ASSIGNMENT
Select all lines holding the word "JSON" from the entries that follow.

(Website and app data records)
-*-*-
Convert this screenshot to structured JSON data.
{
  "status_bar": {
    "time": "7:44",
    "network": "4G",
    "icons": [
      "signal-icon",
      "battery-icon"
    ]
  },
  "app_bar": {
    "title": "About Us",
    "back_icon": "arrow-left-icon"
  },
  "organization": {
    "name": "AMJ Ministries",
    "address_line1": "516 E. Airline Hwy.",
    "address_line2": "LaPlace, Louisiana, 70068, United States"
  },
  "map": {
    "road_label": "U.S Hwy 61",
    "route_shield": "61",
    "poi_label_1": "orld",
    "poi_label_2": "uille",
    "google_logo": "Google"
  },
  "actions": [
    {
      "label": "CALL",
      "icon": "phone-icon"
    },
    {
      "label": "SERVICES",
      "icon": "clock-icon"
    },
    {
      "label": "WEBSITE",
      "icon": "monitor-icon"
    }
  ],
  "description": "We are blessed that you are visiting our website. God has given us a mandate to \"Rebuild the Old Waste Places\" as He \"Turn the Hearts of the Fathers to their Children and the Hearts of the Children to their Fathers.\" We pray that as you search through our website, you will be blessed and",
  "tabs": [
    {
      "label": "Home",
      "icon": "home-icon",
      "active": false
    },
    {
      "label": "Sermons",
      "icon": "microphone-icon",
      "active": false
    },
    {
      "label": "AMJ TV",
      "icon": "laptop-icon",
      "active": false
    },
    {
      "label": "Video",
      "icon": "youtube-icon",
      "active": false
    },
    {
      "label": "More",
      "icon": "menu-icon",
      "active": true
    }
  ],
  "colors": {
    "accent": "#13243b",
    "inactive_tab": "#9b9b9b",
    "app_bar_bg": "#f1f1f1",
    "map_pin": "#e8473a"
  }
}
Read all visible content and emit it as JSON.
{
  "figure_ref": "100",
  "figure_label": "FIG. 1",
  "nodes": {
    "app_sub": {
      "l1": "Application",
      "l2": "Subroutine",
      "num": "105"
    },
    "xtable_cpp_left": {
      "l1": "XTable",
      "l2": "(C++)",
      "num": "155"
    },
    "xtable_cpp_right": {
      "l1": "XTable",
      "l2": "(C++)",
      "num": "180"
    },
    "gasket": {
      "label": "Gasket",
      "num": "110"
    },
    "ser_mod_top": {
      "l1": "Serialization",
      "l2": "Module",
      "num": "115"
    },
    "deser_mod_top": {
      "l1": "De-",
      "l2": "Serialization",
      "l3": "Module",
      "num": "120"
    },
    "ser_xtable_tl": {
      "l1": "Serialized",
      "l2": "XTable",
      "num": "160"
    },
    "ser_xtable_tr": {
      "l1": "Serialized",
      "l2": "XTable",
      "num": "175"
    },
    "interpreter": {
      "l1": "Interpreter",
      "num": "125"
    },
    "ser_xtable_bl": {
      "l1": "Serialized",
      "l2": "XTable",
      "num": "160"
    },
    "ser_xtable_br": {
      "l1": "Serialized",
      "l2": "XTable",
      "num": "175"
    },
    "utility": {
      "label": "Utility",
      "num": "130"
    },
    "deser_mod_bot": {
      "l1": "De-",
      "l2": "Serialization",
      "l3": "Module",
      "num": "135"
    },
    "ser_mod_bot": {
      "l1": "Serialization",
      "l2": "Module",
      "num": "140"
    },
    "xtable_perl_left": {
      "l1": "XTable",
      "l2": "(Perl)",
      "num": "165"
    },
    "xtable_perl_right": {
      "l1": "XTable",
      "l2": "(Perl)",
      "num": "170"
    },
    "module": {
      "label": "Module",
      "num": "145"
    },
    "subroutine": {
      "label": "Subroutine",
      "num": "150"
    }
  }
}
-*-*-
TASK RESPONSE
Convert this screenshot to structured JSON data.
Read all visible content and emit it as JSON.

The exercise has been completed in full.